Apache presents a resource at 'foo', whose content and content-type vary depending on the Accept: header
sent in the GET request. This is as expected and as desired.
> If I do a PROPFIND on that resource, I get information about either the txt or the png variant, depending on
the Accept header sent in the PROPFIND request. If I supply 'Accept: application/xml', then the PROPFIND
fails entirely with HTTP status 406. So clearly Apache is using the Accept: header to select the variant on
which to run the PROPFIND. This is unexpected (to me), but makes a certain amount of sense. (The <href> in
the PROPFIND result always returns the url with the appropriate extension --- the canonical URL for the
file that supplied that variant.)
> I had thought, however, that PROPFIND requests should include 'Accept: application/xml', because that
is the content-type of the result body I want from the PROPFIND. RFC2616 describes Accept (and
Accept-Charset etc) as being "used to specify certain media types which are acceptable for the
> So, my question is: what is the meaning of Accept: in a PROPFIND request? RFC2616 implies that a PROPFIND's
Accept: header, if present, should be application/xml, and in Apache's case, this works for non-varying
resources, even ones that aren't XML. On the other hand, Apache is using it to select the variant to which to
apply the operation, regardless of the media type which will appear in the response. Apache's behavior
seems more *useful*, since it allows me to discover canonical URLs for a varying resource.
> A related question, in the context of rfc4918 section 5, is how variant resources are modeled in terms of
segment-to-resource mapping. My initial understanding was that the 'foo' path segment mapped to a
single resource, whose content and properties varied based on content negotiation. The fact that the
resource didn't correspond to a particular disk file was an implementation detail and unimportant.
> The other interpretation is that the 'foo' segment maps to different resources depending on content
negotiation. This seems to be the approach that Apache is taking, since in each case the PROPFIND response
indicates the more-canonical URL for the resource whose properties are returned. rfc4918 states "it is
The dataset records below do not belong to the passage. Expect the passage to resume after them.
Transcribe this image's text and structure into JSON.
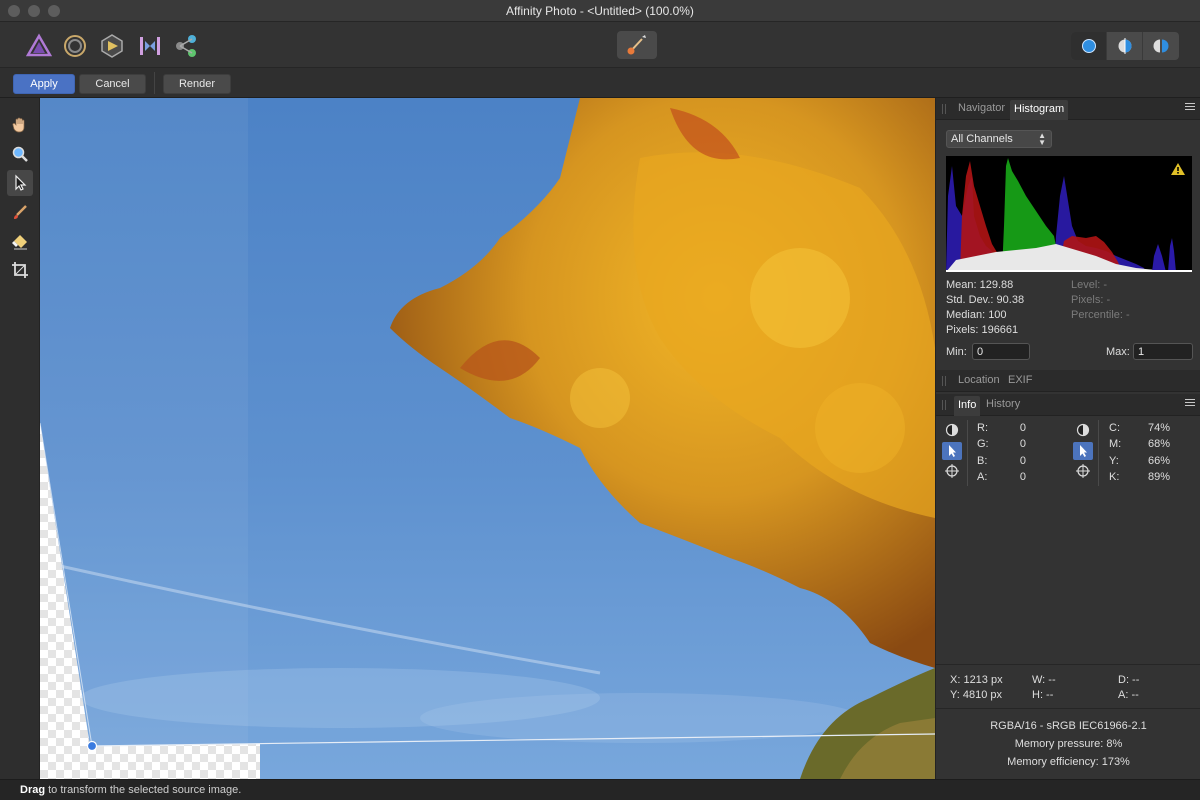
{
  "window": {
    "title": "Affinity Photo - <Untitled> (100.0%)"
  },
  "toolbar": {
    "personas": [
      "photo-persona",
      "liquify-persona",
      "develop-persona",
      "tone-mapping-persona",
      "export-persona"
    ],
    "center_tool": "liquify-brush",
    "view_modes": [
      "view-mode-full",
      "view-mode-split",
      "view-mode-mirror"
    ]
  },
  "context_bar": {
    "apply": "Apply",
    "cancel": "Cancel",
    "render": "Render"
  },
  "tools": [
    "hand-tool",
    "zoom-tool",
    "move-tool",
    "brush-tool",
    "eraser-tool",
    "crop-tool"
  ],
  "panels": {
    "top_tabs": {
      "navigator": "Navigator",
      "histogram": "Histogram"
    },
    "histogram": {
      "channel": "All Channels",
      "mean": "Mean: 129.88",
      "stddev": "Std. Dev.: 90.38",
      "median": "Median: 100",
      "pixels": "Pixels: 196661",
      "level": "Level: -",
      "pixels_right": "Pixels: -",
      "percentile": "Percentile: -",
      "min_label": "Min:",
      "min_value": "0",
      "max_label": "Max:",
      "max_value": "1"
    },
    "mid_tabs": {
      "location": "Location",
      "exif": "EXIF"
    },
    "info_tabs": {
      "info": "Info",
      "history": "History"
    },
    "info": {
      "rgb": [
        {
          "label": "R:",
          "value": "0"
        },
        {
          "label": "G:",
          "value": "0"
        },
        {
          "label": "B:",
          "value": "0"
        },
        {
          "label": "A:",
          "value": "0"
        }
      ],
      "cmyk": [
        {
          "label": "C:",
          "value": "74%"
        },
        {
          "label": "M:",
          "value": "68%"
        },
        {
          "label": "Y:",
          "value": "66%"
        },
        {
          "label": "K:",
          "value": "89%"
        }
      ],
      "x": "X: 1213 px",
      "y": "Y: 4810 px",
      "w": "W: --",
      "h": "H: --",
      "d": "D: --",
      "a": "A: --",
      "color_format": "RGBA/16 - sRGB IEC61966-2.1",
      "memory_pressure": "Memory pressure: 8%",
      "memory_efficiency": "Memory efficiency: 173%"
    }
  },
  "status": {
    "bold": "Drag",
    "rest": " to transform the selected source image."
  },
  "colors": {
    "accent": "#4a72c4",
    "sky": "#5b8bc9",
    "foliage": "#d59a1c"
  }
}
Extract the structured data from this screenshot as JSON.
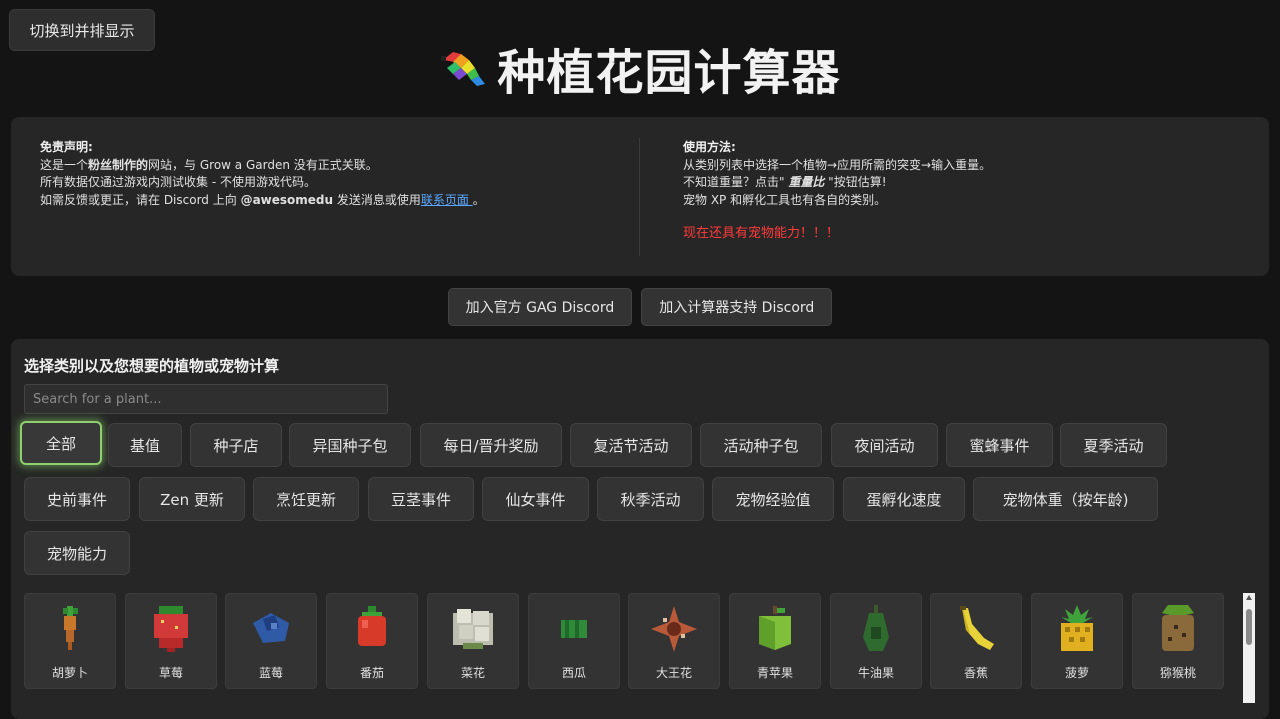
{
  "toggle_label": "切换到并排显示",
  "title": "种植花园计算器",
  "disclaimer": {
    "heading": "免责声明:",
    "line1_pre": "这是一个",
    "line1_bold": "粉丝制作的",
    "line1_post": "网站，与 Grow a Garden 没有正式关联。",
    "line2": "所有数据仅通过游戏内测试收集 - 不使用游戏代码。",
    "line3_pre": "如需反馈或更正，请在 Discord 上向 ",
    "line3_handle": "@awesomedu",
    "line3_mid": " 发送消息或使用",
    "line3_link": "联系页面 ",
    "line3_end": "。"
  },
  "usage": {
    "heading": "使用方法:",
    "line1": "从类别列表中选择一个植物→应用所需的突变→输入重量。",
    "line2_pre": "不知道重量？点击\" ",
    "line2_em": "重量比",
    "line2_post": " \"按钮估算!",
    "line3": "宠物 XP 和孵化工具也有各自的类别。",
    "red_note": "现在还具有宠物能力！！！"
  },
  "discord_buttons": [
    "加入官方 GAG Discord",
    "加入计算器支持 Discord"
  ],
  "select_heading": "选择类别以及您想要的植物或宠物计算",
  "search_placeholder": "Search for a plant...",
  "categories": [
    "全部",
    "基值",
    "种子店",
    "异国种子包",
    "每日/晋升奖励",
    "复活节活动",
    "活动种子包",
    "夜间活动",
    "蜜蜂事件",
    "夏季活动",
    "史前事件",
    "Zen 更新",
    "烹饪更新",
    "豆茎事件",
    "仙女事件",
    "秋季活动",
    "宠物经验值",
    "蛋孵化速度",
    "宠物体重（按年龄)",
    "宠物能力"
  ],
  "active_category": "全部",
  "plants": [
    {
      "name": "胡萝卜",
      "icon": "carrot-icon",
      "color": "#c9772a"
    },
    {
      "name": "草莓",
      "icon": "strawberry-icon",
      "color": "#d23a3a"
    },
    {
      "name": "蓝莓",
      "icon": "blueberry-icon",
      "color": "#2e5aa6"
    },
    {
      "name": "番茄",
      "icon": "tomato-icon",
      "color": "#d83a2a"
    },
    {
      "name": "菜花",
      "icon": "cauliflower-icon",
      "color": "#d8d8c8"
    },
    {
      "name": "西瓜",
      "icon": "watermelon-icon",
      "color": "#2f8a3a"
    },
    {
      "name": "大王花",
      "icon": "rafflesia-icon",
      "color": "#b85a3a"
    },
    {
      "name": "青苹果",
      "icon": "green-apple-icon",
      "color": "#7fbf3a"
    },
    {
      "name": "牛油果",
      "icon": "avocado-icon",
      "color": "#2f6a2f"
    },
    {
      "name": "香蕉",
      "icon": "banana-icon",
      "color": "#e8d23a"
    },
    {
      "name": "菠萝",
      "icon": "pineapple-icon",
      "color": "#e0b020"
    },
    {
      "name": "猕猴桃",
      "icon": "kiwi-icon",
      "color": "#8a6a3a"
    }
  ]
}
illegal to have the same path segment mapped to more than one resource", but it is only mapped to one
resource during any given request, so perhaps that is OK.
Handling your documents with care, wherever you are.